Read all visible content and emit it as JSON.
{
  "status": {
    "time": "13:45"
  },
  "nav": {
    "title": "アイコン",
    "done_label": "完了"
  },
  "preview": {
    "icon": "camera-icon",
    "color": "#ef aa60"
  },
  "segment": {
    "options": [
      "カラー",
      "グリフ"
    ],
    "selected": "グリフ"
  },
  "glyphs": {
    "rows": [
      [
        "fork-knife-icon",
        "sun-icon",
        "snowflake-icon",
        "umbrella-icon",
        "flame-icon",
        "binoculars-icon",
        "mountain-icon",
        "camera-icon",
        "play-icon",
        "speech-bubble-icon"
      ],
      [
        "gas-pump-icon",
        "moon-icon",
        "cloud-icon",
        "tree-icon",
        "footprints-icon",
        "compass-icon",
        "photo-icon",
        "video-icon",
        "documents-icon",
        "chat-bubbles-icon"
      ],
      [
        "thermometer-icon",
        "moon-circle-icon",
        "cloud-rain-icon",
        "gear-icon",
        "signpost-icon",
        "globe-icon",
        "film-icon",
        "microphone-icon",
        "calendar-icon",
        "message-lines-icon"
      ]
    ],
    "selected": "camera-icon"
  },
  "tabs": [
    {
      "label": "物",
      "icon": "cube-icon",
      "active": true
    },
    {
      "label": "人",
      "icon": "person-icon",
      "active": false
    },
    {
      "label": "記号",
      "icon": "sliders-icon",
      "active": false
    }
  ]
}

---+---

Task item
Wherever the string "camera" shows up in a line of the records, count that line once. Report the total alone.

Result of this exercise
3